On the other hand, we say that these people have felt the bad effects of the polluted water supply. The word "effect" here is referring to the bad thing that has happened to these people.

*But I may be rambling. I hope all of this is sticking. To go back to our old sentence about the smoking, we would say that "Smoking has many bad effects on our health," or, "Our health is affected by cigarette-smoking." That's it. I've explained it to the best of my ability. So, in the words of my Additional Mathematics tuition teacher, "If you still don't get it, repeat it a hundred times until you do." Or, in my case, I guess you could just look for a better English teacher than me...

Lesson: "your" and "you're".
This is an error that I used to make all the time. But ever since I found out about it - and I did so quite late in life I might add - I have been very taboo about making that mistake.

You're probably getting tired of the English lesson by now, and so am I, so I'll cut our last lesson short.

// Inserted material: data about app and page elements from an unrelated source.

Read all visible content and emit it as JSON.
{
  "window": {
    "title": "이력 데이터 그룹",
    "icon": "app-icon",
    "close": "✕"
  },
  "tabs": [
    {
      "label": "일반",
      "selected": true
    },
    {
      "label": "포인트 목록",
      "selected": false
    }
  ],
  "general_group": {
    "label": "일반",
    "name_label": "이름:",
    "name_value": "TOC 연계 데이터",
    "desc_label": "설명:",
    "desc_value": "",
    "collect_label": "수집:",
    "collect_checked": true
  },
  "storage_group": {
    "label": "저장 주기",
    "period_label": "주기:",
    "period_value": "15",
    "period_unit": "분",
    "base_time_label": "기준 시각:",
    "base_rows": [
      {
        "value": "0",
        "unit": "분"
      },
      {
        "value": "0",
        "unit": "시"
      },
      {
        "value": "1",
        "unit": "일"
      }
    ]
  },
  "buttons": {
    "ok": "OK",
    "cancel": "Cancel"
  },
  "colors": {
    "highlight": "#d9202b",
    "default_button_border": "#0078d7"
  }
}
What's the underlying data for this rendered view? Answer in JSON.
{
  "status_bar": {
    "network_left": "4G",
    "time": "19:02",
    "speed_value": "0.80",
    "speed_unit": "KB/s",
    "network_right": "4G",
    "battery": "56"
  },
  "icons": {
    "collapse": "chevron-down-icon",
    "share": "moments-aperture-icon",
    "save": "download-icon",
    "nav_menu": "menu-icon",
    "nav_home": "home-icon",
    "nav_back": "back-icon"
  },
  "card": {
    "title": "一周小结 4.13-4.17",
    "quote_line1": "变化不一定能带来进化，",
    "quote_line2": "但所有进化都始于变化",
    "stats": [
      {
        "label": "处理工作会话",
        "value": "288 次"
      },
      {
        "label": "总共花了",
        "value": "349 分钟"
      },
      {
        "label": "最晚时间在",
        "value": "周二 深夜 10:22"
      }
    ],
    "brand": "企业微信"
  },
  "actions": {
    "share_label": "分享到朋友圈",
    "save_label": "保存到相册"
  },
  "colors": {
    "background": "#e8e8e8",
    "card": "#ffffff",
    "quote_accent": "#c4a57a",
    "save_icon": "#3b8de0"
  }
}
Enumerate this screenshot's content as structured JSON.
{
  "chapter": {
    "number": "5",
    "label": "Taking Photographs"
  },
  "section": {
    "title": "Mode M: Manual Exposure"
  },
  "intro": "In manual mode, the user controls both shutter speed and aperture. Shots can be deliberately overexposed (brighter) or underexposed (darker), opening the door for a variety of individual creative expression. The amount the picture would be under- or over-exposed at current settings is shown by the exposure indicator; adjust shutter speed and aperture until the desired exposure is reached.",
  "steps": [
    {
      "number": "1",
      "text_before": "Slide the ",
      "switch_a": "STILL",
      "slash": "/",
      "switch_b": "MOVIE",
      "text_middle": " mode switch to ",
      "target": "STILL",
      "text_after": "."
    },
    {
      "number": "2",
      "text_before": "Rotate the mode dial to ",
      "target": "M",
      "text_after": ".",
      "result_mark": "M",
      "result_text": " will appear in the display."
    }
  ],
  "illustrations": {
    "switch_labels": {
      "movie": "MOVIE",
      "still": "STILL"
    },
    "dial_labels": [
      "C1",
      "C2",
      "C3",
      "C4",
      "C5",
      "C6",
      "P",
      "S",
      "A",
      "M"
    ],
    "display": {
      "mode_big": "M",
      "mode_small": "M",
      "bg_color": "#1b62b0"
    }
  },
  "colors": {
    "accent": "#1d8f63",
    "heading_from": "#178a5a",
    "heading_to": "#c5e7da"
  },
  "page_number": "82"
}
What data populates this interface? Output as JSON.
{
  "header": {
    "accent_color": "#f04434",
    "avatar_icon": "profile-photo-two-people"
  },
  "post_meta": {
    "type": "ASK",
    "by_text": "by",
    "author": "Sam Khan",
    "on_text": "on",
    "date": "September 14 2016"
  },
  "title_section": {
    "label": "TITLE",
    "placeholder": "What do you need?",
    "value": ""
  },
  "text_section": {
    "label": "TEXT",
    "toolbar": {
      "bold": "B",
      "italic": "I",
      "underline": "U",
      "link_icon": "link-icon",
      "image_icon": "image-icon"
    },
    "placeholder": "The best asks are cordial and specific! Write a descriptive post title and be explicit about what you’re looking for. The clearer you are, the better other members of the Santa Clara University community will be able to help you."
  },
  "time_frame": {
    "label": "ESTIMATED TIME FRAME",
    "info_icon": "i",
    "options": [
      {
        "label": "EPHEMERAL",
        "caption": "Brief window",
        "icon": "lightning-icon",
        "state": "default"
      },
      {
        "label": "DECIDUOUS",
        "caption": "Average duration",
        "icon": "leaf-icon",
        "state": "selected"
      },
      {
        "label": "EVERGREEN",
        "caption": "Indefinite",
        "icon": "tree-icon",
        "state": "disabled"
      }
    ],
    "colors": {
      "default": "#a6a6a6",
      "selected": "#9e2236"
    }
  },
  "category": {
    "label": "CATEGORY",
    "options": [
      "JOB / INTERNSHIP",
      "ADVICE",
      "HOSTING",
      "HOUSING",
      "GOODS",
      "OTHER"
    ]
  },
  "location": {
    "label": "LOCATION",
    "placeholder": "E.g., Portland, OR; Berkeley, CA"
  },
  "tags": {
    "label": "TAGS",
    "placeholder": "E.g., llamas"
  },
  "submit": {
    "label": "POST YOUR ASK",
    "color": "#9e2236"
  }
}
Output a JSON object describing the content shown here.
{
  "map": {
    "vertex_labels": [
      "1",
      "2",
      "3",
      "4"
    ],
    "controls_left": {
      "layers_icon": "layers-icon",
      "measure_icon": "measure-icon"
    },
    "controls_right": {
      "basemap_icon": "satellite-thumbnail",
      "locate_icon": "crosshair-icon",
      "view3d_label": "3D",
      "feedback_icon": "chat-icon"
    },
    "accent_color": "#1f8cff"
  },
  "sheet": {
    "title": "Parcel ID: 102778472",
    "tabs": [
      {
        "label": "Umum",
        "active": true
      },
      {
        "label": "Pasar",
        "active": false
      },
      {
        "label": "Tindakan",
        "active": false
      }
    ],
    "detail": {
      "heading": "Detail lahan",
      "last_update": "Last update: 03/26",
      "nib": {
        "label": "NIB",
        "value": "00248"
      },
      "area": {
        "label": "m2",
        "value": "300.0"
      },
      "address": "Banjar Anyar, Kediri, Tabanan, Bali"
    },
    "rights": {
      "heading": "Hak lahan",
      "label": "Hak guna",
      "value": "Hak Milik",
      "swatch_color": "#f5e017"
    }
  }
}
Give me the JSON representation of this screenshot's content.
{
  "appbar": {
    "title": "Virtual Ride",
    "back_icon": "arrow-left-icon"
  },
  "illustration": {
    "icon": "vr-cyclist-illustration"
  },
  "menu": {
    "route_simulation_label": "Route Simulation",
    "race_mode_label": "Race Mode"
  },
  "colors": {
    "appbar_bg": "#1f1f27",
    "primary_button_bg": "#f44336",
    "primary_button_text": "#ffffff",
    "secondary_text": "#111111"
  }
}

The difference is: "your" is the possesive of "you", whereas "you're" is an abbreviation of "you are".

***If you do not care about all these English grammar terms, as you have every right not to, then please skip to the next paragraph***
Now you're probably wondering, what is a "possessive" and what is an "abbreviation"? Well, a possesive is used when you want to show that something belong to someone, like "He owns that book, so it is his book."
As for the abbreviation, that would be all those shortened words with the apostrophes in them, such as the word "isn't", which is the abbreviation for "is not". Don't use these in formal essays, because they can be considered informal.

Now, "your" should never be mixed up with "you're". "Your" is used as "The book belongs to you, therefore it is your book." You can never say "you're book", because "you're" is an abbreviation of "you are". This means that "you're book" would actually mean "you are book", which is of course completely wrong.

We use "you're" in speech, when we want to shorten the words "you are". For example, "You are very dedicated when it comes to learning English," or in plain speech, "You're very dedicated when it comes to learning English." You can never say "Your very dedicated", because then you would be saying that the "very dedicated" belongs to you, therefore, it is "your very dedicated", which does not make any sense at all.

*In short, whenever you want to use the "your" or "you're", you can try to visualise what role the word plays in the sentence. If you are using it to say that an object belongs to a person, then use "your". If you are using it in the place of "you are", which I believe is allowed in a dialogue in narrative writing, then use "you are".

Advanced lesson: The same applies to "its" and "it's". "Its" is used the same as "your", and "it's" is used the same as "you're".

There will be considerable confusion here, since the possessives of many objects like "the woman's glove" use an apostrophe followed by an "s", but in the case of "its" we just use the "s", as in "The door creaks because its hinges are rusty". In other words, "it" is similar to "he", "she", and "you". He, she, you, it; his, hers, yours, its.

On the other hand, "it's" is used in the place of "it is". Like, instead of saying "It is a monster!", you can just say "It's a monster!", which is a much easier thing to say when you're busy running away in terror.


That would be it for our lesson tonight. Of course, as any teacher would, I hope that everything I've said will be meaningful to someone, and that people will be able to learn from the words that are formed by my lips, or in this case, my fingertips. Well, helpful or no, tonight's English lesson certainly benefited me, if not anyone else, so I am not discouraged from trying again next Thursday, in accordance with the timetable. If you like my English lesson (which would be a dream come true), then you'll know to come back next Thursday night, although Friday might be a better day, since my updates may be quite late at night. Or if you absolutely hated this lecture, which I anxiously expect and am well prepared for, then you'll know not to bother visiting next Thursday. Either way, thank you for reading, and I'm terribly sorry if I made any English errors while trying to teach English - talk about the crab that teaches its child to walk straight - and I hope you'll point them out to me. Thanks for reading, and good night.